I grew up loving baseball, and save the few years when the game checked out (strikes, ignoring the fans, greed, etc…) I still do. I’ve written about my passion for the game and in particular about the hallowed ground on which it is played. The stadiums keep coming down and yesterday one of the most storied homes for the game saw its last crowd. Heard its last cheers. I went through this with my team, the St. Louis Cardinals a couple of years ago. You can read about it here.
Now my brother-in-law, a devoted Yankee fan, is having the same experience with his park. He was actually able to attend the final game at Yankee Stadium. What a thrill it must have been. A golden memory always to be cherished. Their life revolves around baseball in many ways, and for those who are initiated, no explanation is necessary. For those who don’t understand, no explanation is possible. We don’t even try.

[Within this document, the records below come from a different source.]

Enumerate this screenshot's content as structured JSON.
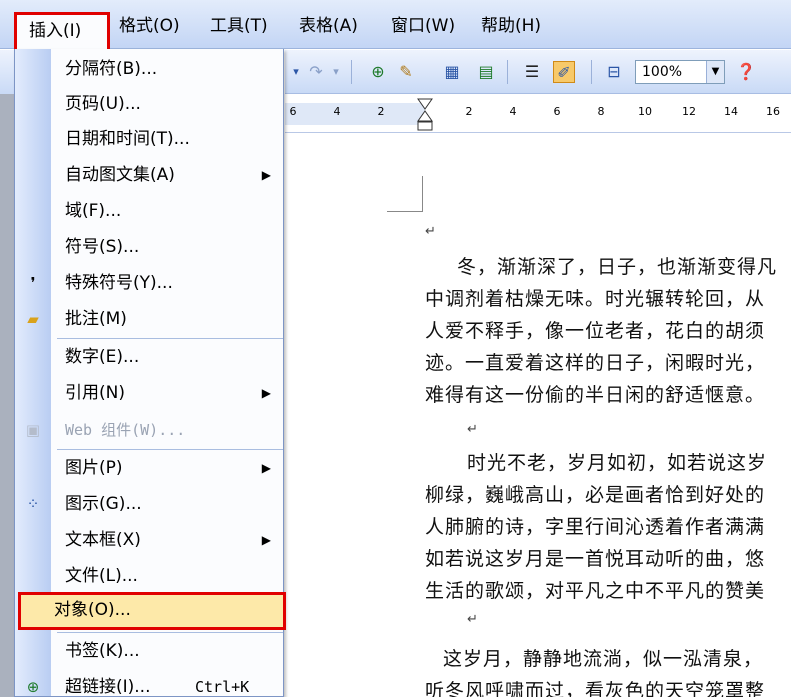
{
  "menubar": {
    "items": [
      {
        "label": "插入(I)"
      },
      {
        "label": "格式(O)"
      },
      {
        "label": "工具(T)"
      },
      {
        "label": "表格(A)"
      },
      {
        "label": "窗口(W)"
      },
      {
        "label": "帮助(H)"
      }
    ]
  },
  "toolbar": {
    "zoom": "100%"
  },
  "ruler": {
    "ticks": [
      "6",
      "4",
      "2",
      "2",
      "4",
      "6",
      "8",
      "10",
      "12",
      "14",
      "16"
    ]
  },
  "menu": {
    "items": [
      {
        "label": "分隔符(B)..."
      },
      {
        "label": "页码(U)..."
      },
      {
        "label": "日期和时间(T)..."
      },
      {
        "label": "自动图文集(A)"
      },
      {
        "label": "域(F)..."
      },
      {
        "label": "符号(S)..."
      },
      {
        "label": "特殊符号(Y)..."
      },
      {
        "label": "批注(M)"
      },
      {
        "label": "数字(E)..."
      },
      {
        "label": "引用(N)"
      },
      {
        "label": "Web 组件(W)..."
      },
      {
        "label": "图片(P)"
      },
      {
        "label": "图示(G)..."
      },
      {
        "label": "文本框(X)"
      },
      {
        "label": "文件(L)..."
      },
      {
        "label": "对象(O)..."
      },
      {
        "label": "书签(K)..."
      },
      {
        "label": "超链接(I)...",
        "shortcut": "Ctrl+K"
      }
    ]
  },
  "document": {
    "lines": [
      "冬，渐渐深了，日子，也渐渐变得凡",
      "中调剂着枯燥无味。时光辗转轮回，从",
      "人爱不释手，像一位老者，花白的胡须",
      "迹。一直爱着这样的日子，闲暇时光，",
      "难得有这一份偷的半日闲的舒适惬意。",
      "时光不老，岁月如初，如若说这岁",
      "柳绿，巍峨高山，必是画者恰到好处的",
      "人肺腑的诗，字里行间沁透着作者满满",
      "如若说这岁月是一首悦耳动听的曲，悠",
      "生活的歌颂，对平凡之中不平凡的赞美",
      "这岁月，静静地流淌，似一泓清泉，",
      "听冬风呼啸而过，看灰色的天空笼罩整"
    ]
  }
}
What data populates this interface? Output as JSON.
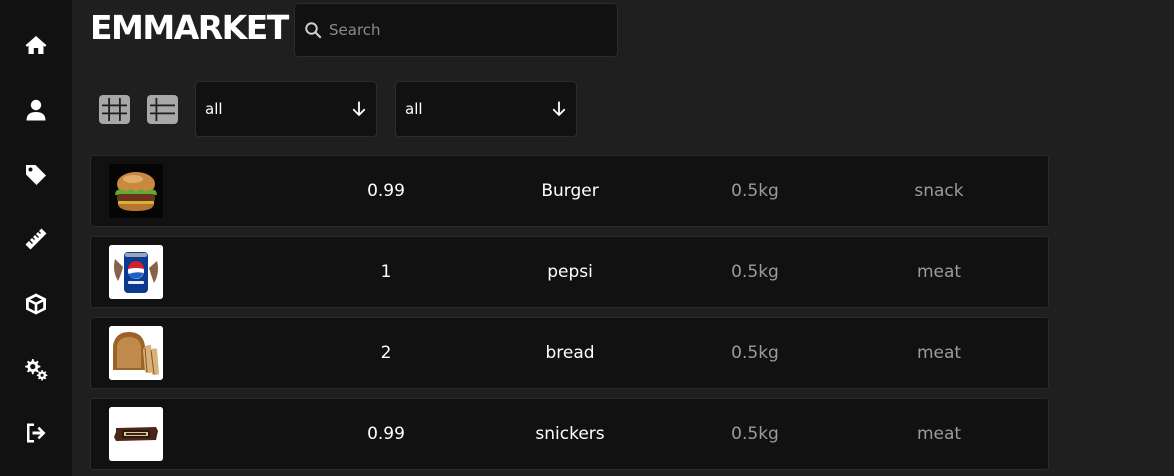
{
  "brand": {
    "title": "EMMARKET"
  },
  "search": {
    "placeholder": "Search",
    "value": ""
  },
  "sidebar": {
    "items": [
      {
        "name": "home",
        "icon": "home-icon"
      },
      {
        "name": "user",
        "icon": "user-icon"
      },
      {
        "name": "tags",
        "icon": "tag-icon"
      },
      {
        "name": "ruler",
        "icon": "ruler-icon"
      },
      {
        "name": "box",
        "icon": "box-icon"
      },
      {
        "name": "settings",
        "icon": "gears-icon"
      },
      {
        "name": "logout",
        "icon": "logout-icon"
      }
    ]
  },
  "toolbar": {
    "grid_view_icon": "grid-icon",
    "list_view_icon": "list-icon",
    "filter1": {
      "value": "all"
    },
    "filter2": {
      "value": "all"
    }
  },
  "products": [
    {
      "image": "burger-image",
      "price": "0.99",
      "name": "Burger",
      "weight": "0.5kg",
      "category": "snack"
    },
    {
      "image": "pepsi-can-image",
      "price": "1",
      "name": "pepsi",
      "weight": "0.5kg",
      "category": "meat"
    },
    {
      "image": "bread-loaf-image",
      "price": "2",
      "name": "bread",
      "weight": "0.5kg",
      "category": "meat"
    },
    {
      "image": "snickers-bar-image",
      "price": "0.99",
      "name": "snickers",
      "weight": "0.5kg",
      "category": "meat"
    }
  ],
  "colors": {
    "background": "#1f1f1f",
    "sidebar": "#111111",
    "card": "#111111",
    "text": "#ffffff",
    "muted_text": "#9b9b9b"
  }
}
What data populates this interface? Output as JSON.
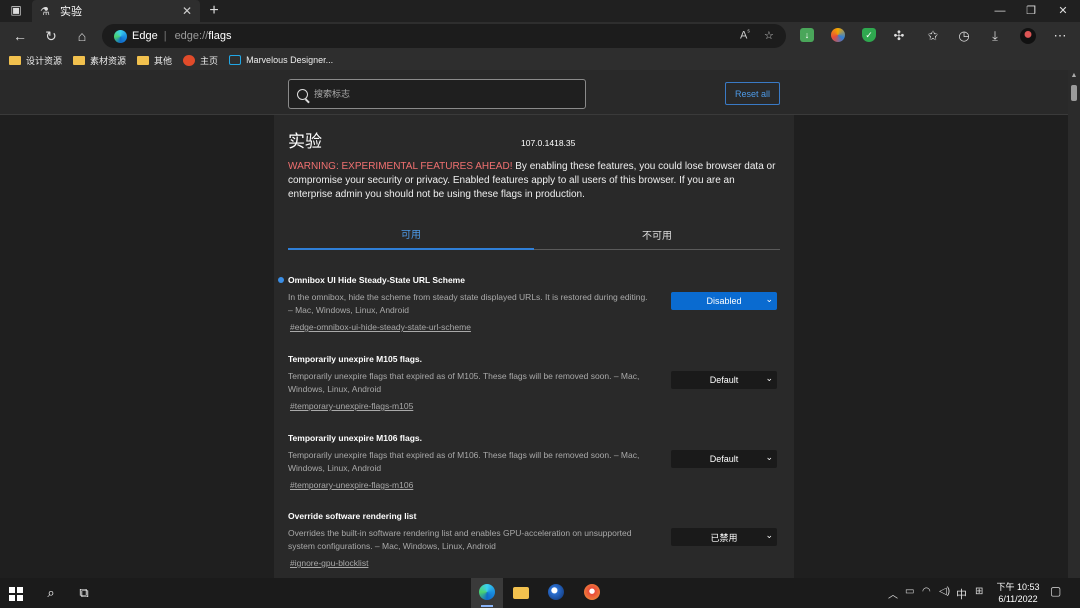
{
  "tab": {
    "title": "实验"
  },
  "address": {
    "brand": "Edge",
    "scheme": "edge://",
    "path": "flags"
  },
  "favorites": [
    {
      "label": "设计资源",
      "icon": "folder-icon"
    },
    {
      "label": "素材资源",
      "icon": "folder-icon"
    },
    {
      "label": "其他",
      "icon": "folder-icon"
    },
    {
      "label": "主页",
      "icon": "home-avatar-icon"
    },
    {
      "label": "Marvelous Designer...",
      "icon": "marvelous-designer-icon"
    }
  ],
  "search": {
    "placeholder": "搜索标志"
  },
  "reset": {
    "label": "Reset all"
  },
  "page": {
    "title": "实验",
    "version": "107.0.1418.35",
    "warning_strong": "WARNING: EXPERIMENTAL FEATURES AHEAD!",
    "warning_rest": " By enabling these features, you could lose browser data or compromise your security or privacy. Enabled features apply to all users of this browser. If you are an enterprise admin you should not be using these flags in production."
  },
  "tabs": {
    "available": "可用",
    "unavailable": "不可用"
  },
  "flags": [
    {
      "title": "Omnibox UI Hide Steady-State URL Scheme",
      "desc": "In the omnibox, hide the scheme from steady state displayed URLs. It is restored during editing. – Mac, Windows, Linux, Android",
      "link": "#edge-omnibox-ui-hide-steady-state-url-scheme",
      "value": "Disabled"
    },
    {
      "title": "Temporarily unexpire M105 flags.",
      "desc": "Temporarily unexpire flags that expired as of M105. These flags will be removed soon. – Mac, Windows, Linux, Android",
      "link": "#temporary-unexpire-flags-m105",
      "value": "Default"
    },
    {
      "title": "Temporarily unexpire M106 flags.",
      "desc": "Temporarily unexpire flags that expired as of M106. These flags will be removed soon. – Mac, Windows, Linux, Android",
      "link": "#temporary-unexpire-flags-m106",
      "value": "Default"
    },
    {
      "title": "Override software rendering list",
      "desc": "Overrides the built-in software rendering list and enables GPU-acceleration on unsupported system configurations. – Mac, Windows, Linux, Android",
      "link": "#ignore-gpu-blocklist",
      "value": "已禁用"
    }
  ],
  "taskbar": {
    "ime": "中",
    "time": "下午 10:53",
    "date": "6/11/2022"
  },
  "colors": {
    "accent": "#0a6bd0",
    "warning": "#f07070",
    "link": "#4d9ae8"
  }
}
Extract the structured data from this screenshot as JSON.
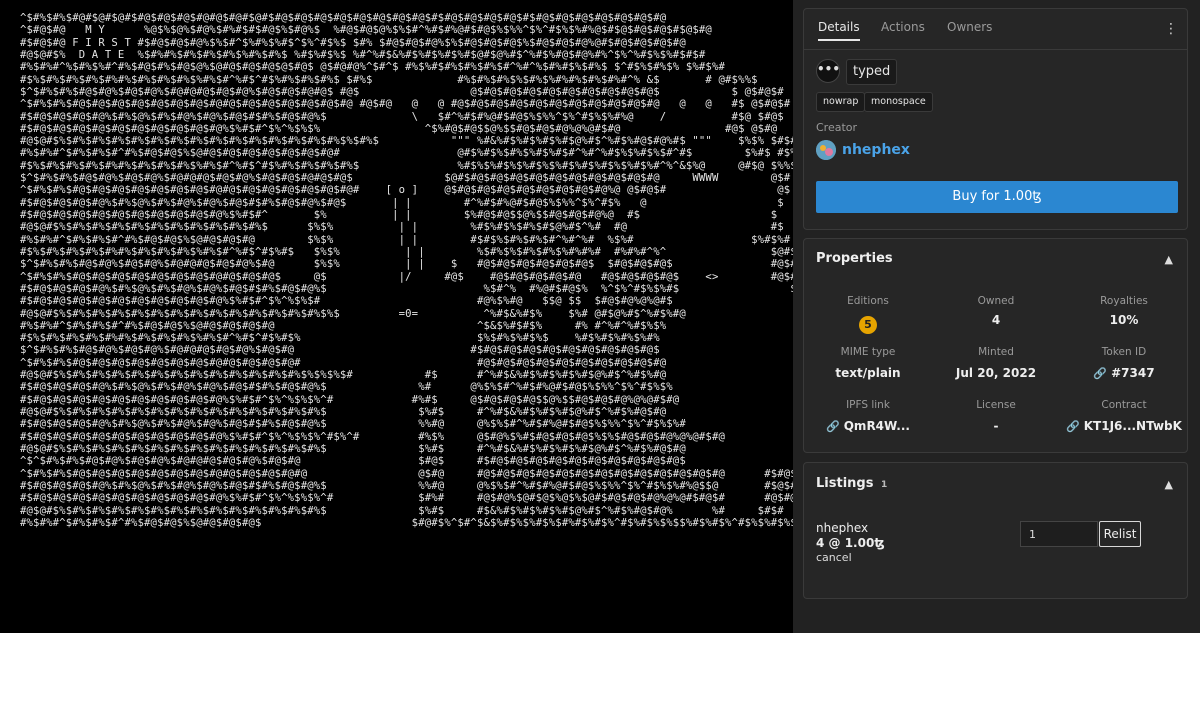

My personal history related to the Yankees comes in two parts. One is a Reggie Jackson autographed baseball that is carefully stored in my home. The other was watching Roger Maris play. He came to St. Louis and was a key factor in the Cardinals series win against Boston (Jim happy) winning the 1967 series. It was the end of his career so he was slower, but he was an amazing hitter that delivered clutch hits day after day. Not too shabby of a connection with New York baseball for someone who grew up and still lives in the Midwest.
As another landmark fades away I’m reminded of a great film, Field of Dreams. The wisdom is delivered by way of a soliloquy from Terence Mann (James Earl Jones) as he explains to Ray Kinsella (Kevin Costner) that he has no choice but to build the field and allow his dream to play out.
And they’ll watch the game and it’ll be as if they dipped themselves in magic waters. The memories will be so thick they’ll have to brush them away from their faces. People will come Ray. The one constant through all the years, Ray, has been baseball. America has rolled by like an army of steamrollers. It has been erased like a blackboard, rebuilt and erased again. But baseball has marked the time. This field, this game: it’s a part of our past, Ray. It reminds of us of all that once was good and it could be again. Oh… people will come Ray. People will most definitely come.
So long Yankee Stadium. Thanks for everything. I wish I could have seen more of that history in person, but I’ve got my own memories. You can’t have everything.
Photos courtesy of James Roberts.